Nothing in the records may be dropped. Retype them all exactly.
==== MATERIAL PROVIDED
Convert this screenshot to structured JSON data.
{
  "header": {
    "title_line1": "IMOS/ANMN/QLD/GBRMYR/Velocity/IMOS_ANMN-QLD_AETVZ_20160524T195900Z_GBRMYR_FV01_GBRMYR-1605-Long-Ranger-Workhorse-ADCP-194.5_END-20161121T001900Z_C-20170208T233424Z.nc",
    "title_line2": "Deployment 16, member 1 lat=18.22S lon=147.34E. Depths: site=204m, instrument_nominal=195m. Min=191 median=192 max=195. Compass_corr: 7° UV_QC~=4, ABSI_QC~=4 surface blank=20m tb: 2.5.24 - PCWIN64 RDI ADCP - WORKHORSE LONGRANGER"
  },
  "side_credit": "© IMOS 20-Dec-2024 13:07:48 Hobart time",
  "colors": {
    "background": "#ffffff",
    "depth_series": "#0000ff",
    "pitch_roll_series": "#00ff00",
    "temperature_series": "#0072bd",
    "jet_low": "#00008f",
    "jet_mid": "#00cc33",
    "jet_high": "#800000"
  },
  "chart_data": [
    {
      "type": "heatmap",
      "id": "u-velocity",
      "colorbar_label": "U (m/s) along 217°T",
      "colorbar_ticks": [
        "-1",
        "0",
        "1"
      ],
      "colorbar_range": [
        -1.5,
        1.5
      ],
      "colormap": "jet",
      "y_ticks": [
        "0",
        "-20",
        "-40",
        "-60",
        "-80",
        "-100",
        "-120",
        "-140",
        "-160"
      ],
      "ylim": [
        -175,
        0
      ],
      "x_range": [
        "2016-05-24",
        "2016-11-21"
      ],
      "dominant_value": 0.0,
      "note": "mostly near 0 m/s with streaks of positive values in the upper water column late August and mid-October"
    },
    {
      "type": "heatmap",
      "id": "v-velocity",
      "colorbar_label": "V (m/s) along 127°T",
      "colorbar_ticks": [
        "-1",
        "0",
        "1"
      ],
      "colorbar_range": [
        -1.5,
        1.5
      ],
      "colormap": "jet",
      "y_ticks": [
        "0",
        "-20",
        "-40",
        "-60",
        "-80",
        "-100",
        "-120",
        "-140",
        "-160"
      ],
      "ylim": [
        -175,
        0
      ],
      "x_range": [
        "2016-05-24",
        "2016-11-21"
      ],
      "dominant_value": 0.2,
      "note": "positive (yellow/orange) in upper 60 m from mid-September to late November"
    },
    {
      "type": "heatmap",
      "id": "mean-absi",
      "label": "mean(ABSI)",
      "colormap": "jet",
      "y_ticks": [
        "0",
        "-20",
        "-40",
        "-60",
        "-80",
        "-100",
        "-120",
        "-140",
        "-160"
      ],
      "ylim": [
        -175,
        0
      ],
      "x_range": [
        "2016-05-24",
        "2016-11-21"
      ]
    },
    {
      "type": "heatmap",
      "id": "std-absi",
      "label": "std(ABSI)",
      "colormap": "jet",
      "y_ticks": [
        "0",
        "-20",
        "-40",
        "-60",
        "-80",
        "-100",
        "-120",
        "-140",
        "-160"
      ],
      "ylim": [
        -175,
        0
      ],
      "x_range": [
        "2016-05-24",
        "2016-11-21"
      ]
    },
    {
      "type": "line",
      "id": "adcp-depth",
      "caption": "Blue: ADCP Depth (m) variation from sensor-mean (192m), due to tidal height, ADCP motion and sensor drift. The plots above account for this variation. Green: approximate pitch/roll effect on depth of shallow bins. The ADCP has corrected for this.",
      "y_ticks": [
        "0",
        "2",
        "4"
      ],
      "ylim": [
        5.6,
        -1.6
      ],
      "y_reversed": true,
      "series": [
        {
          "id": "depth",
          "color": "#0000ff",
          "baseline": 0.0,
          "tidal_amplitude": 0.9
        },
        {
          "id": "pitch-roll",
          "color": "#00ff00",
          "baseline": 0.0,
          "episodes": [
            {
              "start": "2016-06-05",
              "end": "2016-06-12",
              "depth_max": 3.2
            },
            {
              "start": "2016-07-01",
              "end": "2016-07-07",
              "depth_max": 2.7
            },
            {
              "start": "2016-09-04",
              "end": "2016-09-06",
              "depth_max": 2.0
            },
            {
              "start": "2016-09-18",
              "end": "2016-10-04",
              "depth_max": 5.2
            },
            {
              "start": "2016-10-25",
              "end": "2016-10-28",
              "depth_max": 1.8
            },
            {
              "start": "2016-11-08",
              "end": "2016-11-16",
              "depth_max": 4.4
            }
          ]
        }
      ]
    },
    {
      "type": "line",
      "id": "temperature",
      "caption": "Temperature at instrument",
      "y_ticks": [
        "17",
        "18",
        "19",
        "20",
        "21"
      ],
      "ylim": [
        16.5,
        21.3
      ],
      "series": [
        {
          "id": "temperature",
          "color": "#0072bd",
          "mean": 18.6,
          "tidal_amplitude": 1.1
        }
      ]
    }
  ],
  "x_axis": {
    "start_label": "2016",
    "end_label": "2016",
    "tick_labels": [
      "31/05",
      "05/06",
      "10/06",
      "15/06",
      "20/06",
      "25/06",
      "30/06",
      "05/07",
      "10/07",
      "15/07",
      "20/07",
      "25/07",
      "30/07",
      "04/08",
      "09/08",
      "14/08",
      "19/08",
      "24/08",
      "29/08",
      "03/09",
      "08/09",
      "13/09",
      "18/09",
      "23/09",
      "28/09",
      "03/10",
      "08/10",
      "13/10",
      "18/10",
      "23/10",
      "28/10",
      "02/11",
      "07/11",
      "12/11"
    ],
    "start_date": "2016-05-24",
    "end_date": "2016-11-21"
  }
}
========
• EXERCISE RESPONSE
Convert this screenshot to structured JSON data.
{
  "header": {
    "title_line1": "IMOS/ANMN/QLD/GBRMYR/Velocity/IMOS_ANMN-QLD_AETVZ_20160524T195900Z_GBRMYR_FV01_GBRMYR-1605-Long-Ranger-Workhorse-ADCP-194.5_END-20161121T001900Z_C-20170208T233424Z.nc",
    "title_line2": "Deployment 16, member 1 lat=18.22S lon=147.34E. Depths: site=204m, instrument_nominal=195m. Min=191 median=192 max=195. Compass_corr: 7° UV_QC~=4, ABSI_QC~=4 surface blank=20m tb: 2.5.24 - PCWIN64 RDI ADCP - WORKHORSE LONGRANGER"
  },
  "side_credit": "© IMOS 20-Dec-2024 13:07:48 Hobart time",
  "colors": {
    "background": "#ffffff",
    "depth_series": "#0000ff",
    "pitch_roll_series": "#00ff00",
    "temperature_series": "#0072bd",
    "jet_low": "#00008f",
    "jet_mid": "#00cc33",
    "jet_high": "#800000"
  },
  "chart_data": [
    {
      "type": "heatmap",
      "id": "u-velocity",
      "colorbar_label": "U (m/s) along 217°T",
      "colorbar_ticks": [
        "-1",
        "0",
        "1"
      ],
      "colorbar_range": [
        -1.5,
        1.5
      ],
      "colormap": "jet",
      "y_ticks": [
        "0",
        "-20",
        "-40",
        "-60",
        "-80",
        "-100",
        "-120",
        "-140",
        "-160"
      ],
      "ylim": [
        -175,
        0
      ],
      "x_range": [
        "2016-05-24",
        "2016-11-21"
      ],
      "dominant_value": 0.0,
      "note": "mostly near 0 m/s with streaks of positive values in the upper water column late August and mid-October"
    },
    {
      "type": "heatmap",
      "id": "v-velocity",
      "colorbar_label": "V (m/s) along 127°T",
      "colorbar_ticks": [
        "-1",
        "0",
        "1"
      ],
      "colorbar_range": [
        -1.5,
        1.5
      ],
      "colormap": "jet",
      "y_ticks": [
        "0",
        "-20",
        "-40",
        "-60",
        "-80",
        "-100",
        "-120",
        "-140",
        "-160"
      ],
      "ylim": [
        -175,
        0
      ],
      "x_range": [
        "2016-05-24",
        "2016-11-21"
      ],
      "dominant_value": 0.2,
      "note": "positive (yellow/orange) in upper 60 m from mid-September to late November"
    },
    {
      "type": "heatmap",
      "id": "mean-absi",
      "label": "mean(ABSI)",
      "colormap": "jet",
      "y_ticks": [
        "0",
        "-20",
        "-40",
        "-60",
        "-80",
        "-100",
        "-120",
        "-140",
        "-160"
      ],
      "ylim": [
        -175,
        0
      ],
      "x_range": [
        "2016-05-24",
        "2016-11-21"
      ]
    },
    {
      "type": "heatmap",
      "id": "std-absi",
      "label": "std(ABSI)",
      "colormap": "jet",
      "y_ticks": [
        "0",
        "-20",
        "-40",
        "-60",
        "-80",
        "-100",
        "-120",
        "-140",
        "-160"
      ],
      "ylim": [
        -175,
        0
      ],
      "x_range": [
        "2016-05-24",
        "2016-11-21"
      ]
    },
    {
      "type": "line",
      "id": "adcp-depth",
      "caption": "Blue: ADCP Depth (m) variation from sensor-mean (192m), due to tidal height, ADCP motion and sensor drift. The plots above account for this variation. Green: approximate pitch/roll effect on depth of shallow bins. The ADCP has corrected for this.",
      "y_ticks": [
        "0",
        "2",
        "4"
      ],
      "ylim": [
        5.6,
        -1.6
      ],
      "y_reversed": true,
      "series": [
        {
          "id": "depth",
          "color": "#0000ff",
          "baseline": 0.0,
          "tidal_amplitude": 0.9
        },
        {
          "id": "pitch-roll",
          "color": "#00ff00",
          "baseline": 0.0,
          "episodes": [
            {
              "start": "2016-06-05",
              "end": "2016-06-12",
              "depth_max": 3.2
            },
            {
              "start": "2016-07-01",
              "end": "2016-07-07",
              "depth_max": 2.7
            },
            {
              "start": "2016-09-04",
              "end": "2016-09-06",
              "depth_max": 2.0
            },
            {
              "start": "2016-09-18",
              "end": "2016-10-04",
              "depth_max": 5.2
            },
            {
              "start": "2016-10-25",
              "end": "2016-10-28",
              "depth_max": 1.8
            },
            {
              "start": "2016-11-08",
              "end": "2016-11-16",
              "depth_max": 4.4
            }
          ]
        }
      ]
    },
    {
      "type": "line",
      "id": "temperature",
      "caption": "Temperature at instrument",
      "y_ticks": [
        "17",
        "18",
        "19",
        "20",
        "21"
      ],
      "ylim": [
        16.5,
        21.3
      ],
      "series": [
        {
          "id": "temperature",
          "color": "#0072bd",
          "mean": 18.6,
          "tidal_amplitude": 1.1
        }
      ]
    }
  ],
  "x_axis": {
    "start_label": "2016",
    "end_label": "2016",
    "tick_labels": [
      "31/05",
      "05/06",
      "10/06",
      "15/06",
      "20/06",
      "25/06",
      "30/06",
      "05/07",
      "10/07",
      "15/07",
      "20/07",
      "25/07",
      "30/07",
      "04/08",
      "09/08",
      "14/08",
      "19/08",
      "24/08",
      "29/08",
      "03/09",
      "08/09",
      "13/09",
      "18/09",
      "23/09",
      "28/09",
      "03/10",
      "08/10",
      "13/10",
      "18/10",
      "23/10",
      "28/10",
      "02/11",
      "07/11",
      "12/11"
    ],
    "start_date": "2016-05-24",
    "end_date": "2016-11-21"
  }
}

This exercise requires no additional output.